21st Century Promises Unprecedented Progress in Vaccines
Washington, DC, April 8, 2004 (PAHO)—The 21st century is shaping up to be the "century of vaccines," as vaccine developers make striking progress against both emerging and longstanding diseases, according to Vaccines: Preventing Diseases and Protecting Health, from the Pan American Health Organization (PAHO).
Taking aim at a range of diseases—including HIV/AIDS, SARS, West Nile virus, Ebola hemorrhagic fever, drug-resistant malaria, dengue, and anthrax—new vaccine development ventures appear to be keeping pace with the growing threat of emerging and re-emerging diseases. More than ever in history, vaccines in this century promise to be the first and best line of defense against disease, according to the new book.
The book takes an in-depth look at the past, present, and future of vaccines and immunization programs. It brings together the best and brightest minds in vaccinology and public health to examine key emerging and re-emerging diseases and how existing and upcoming vaccines are doing battle against them.
A prime example is West Nile virus, which first appeared in the United States in Queens, New York, in 1999. Four short years later, explains Anthony S. Fauci, director of the National Institute of Allergy and Infectious Diseases, his institute funded a fast-track vaccine development project in the private sector to create a chimeric vaccine against the virus. Showcasing how rapidly vaccine development can progress in today’s world, phase 1 testing on the vaccine is scheduled to begin any day.
In February 2003, the first few cases of Severe Acute Respiratory Syndrome (SARS) were reported in Asia. The disease fanned out to more than two dozen countries, and by September 2003, cases tallied more than 8,000, and SARS-related deaths stood at 774, according to the World Health Organization (WHO). The National Institute of Allergy and Infectious Diseases is supporting the development of several vaccines against SARS, both at the Institute’s Vaccine Research Center and elsewhere. Currently in the pipeline are an inactivated virus vaccine similar to effective vaccines against other viruses, as well as vector-based, recombinant and DNA-based vaccines. A SARS vaccine may well be in the offing.

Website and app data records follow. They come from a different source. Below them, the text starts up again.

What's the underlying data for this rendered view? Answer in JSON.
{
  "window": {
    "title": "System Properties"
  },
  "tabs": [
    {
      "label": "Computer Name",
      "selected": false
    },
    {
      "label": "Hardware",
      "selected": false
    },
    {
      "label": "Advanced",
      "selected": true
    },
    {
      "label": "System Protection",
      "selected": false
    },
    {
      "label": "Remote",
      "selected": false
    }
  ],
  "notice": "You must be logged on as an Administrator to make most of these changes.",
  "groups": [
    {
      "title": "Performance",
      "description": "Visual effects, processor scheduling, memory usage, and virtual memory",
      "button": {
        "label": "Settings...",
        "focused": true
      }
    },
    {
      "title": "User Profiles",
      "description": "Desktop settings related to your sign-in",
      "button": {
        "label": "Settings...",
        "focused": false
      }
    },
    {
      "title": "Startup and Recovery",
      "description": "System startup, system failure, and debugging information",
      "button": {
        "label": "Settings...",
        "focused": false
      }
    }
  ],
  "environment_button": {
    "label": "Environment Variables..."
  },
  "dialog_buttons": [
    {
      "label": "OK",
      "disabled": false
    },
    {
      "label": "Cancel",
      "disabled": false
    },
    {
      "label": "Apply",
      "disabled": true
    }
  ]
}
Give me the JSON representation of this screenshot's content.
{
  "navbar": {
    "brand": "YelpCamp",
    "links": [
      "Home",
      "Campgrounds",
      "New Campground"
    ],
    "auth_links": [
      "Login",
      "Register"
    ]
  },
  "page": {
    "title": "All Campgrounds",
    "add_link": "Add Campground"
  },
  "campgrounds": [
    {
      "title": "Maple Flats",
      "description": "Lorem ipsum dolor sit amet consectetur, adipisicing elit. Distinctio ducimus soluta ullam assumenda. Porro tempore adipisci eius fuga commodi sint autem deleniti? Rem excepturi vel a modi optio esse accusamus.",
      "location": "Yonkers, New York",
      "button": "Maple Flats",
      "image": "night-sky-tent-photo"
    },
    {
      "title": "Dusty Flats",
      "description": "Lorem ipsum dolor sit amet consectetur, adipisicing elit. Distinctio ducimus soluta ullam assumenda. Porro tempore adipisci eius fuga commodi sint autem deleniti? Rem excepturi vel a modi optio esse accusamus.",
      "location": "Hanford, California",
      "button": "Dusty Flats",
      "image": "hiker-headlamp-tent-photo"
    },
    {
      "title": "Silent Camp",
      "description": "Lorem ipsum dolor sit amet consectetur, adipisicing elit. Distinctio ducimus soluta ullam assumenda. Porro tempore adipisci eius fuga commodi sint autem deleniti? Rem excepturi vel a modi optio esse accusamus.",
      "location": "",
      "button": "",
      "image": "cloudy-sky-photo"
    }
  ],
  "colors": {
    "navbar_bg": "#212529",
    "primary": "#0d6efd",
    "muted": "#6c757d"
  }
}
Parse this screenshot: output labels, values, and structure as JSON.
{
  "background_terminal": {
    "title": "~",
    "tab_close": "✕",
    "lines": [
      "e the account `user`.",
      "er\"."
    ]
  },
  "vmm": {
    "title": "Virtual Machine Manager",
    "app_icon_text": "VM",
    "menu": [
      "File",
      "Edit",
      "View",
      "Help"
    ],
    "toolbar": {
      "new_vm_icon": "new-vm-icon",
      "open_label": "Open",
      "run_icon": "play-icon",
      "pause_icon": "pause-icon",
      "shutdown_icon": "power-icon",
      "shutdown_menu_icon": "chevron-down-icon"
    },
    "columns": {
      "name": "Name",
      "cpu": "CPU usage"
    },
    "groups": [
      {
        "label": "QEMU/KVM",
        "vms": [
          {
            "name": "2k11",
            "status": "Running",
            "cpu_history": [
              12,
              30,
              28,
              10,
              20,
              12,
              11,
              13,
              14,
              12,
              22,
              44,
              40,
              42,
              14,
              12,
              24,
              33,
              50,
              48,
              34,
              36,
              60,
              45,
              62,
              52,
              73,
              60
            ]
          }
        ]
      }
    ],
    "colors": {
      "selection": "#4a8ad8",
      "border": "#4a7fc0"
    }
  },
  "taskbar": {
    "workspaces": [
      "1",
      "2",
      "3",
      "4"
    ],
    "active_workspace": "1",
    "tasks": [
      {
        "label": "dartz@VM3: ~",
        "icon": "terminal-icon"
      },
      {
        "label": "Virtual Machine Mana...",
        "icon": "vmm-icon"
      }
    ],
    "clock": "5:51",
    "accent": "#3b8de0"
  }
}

Dengue has been on the rise since World War II. Today, more than 2.5 million people are at risk for the disease because they live in areas infested with dengue's mosquito vector. Climatic and environmental changes may be extending the vector’s reach, potentially endangering even more populations. Each year there are up to 100 million cases of dengue, including a half-million cases of the potentially fatal dengue hemorrhagic fever. Despite many challenges for developing a successful dengue vaccine—the need to develop a vaccine for each one of the four serotypes and a lack of an animal model for testing, to name two—there is hope for a dengue vaccine in the near future. Vaccines for other flaviviruses, such as yellow fever, Japanese encephalitis, and tickborne encephalitis, have been successful. Commercial vaccine developers are working on bringing to market a tetravalent dengue vaccine that would protect both travelers to dengue endemic areas and those who live there. Some vaccines are already in phase 2 clinical trials; others are just now moving to clinical trial.
In addition to these examples, Vaccines: Preventing Disease and Protecting Health provides in-depth discussions on the historic role of vaccines in disease prevention and eradication; on the regulation and licensing of vaccines and the ethical and financial sustainability of vaccination programs; and on cutting-edge vaccine development ventures. The book's editor, Dr. Ciro A. de Quadros, is currently director of international programs at the Albert B. Sabin Vaccine Institute, and was for several decades the architect of PAHO's successful immunization programs in the Americas.
The Pan American Health Organization (PAHO) is an international public health agency with 100 years of experience working to improve health and living standards of the people of the Americas. It enjoys international recognition as part of the United Nations system, serving as the Regional Office for the Americas of the World Health Organization, and as the health organization of the Inter-American System.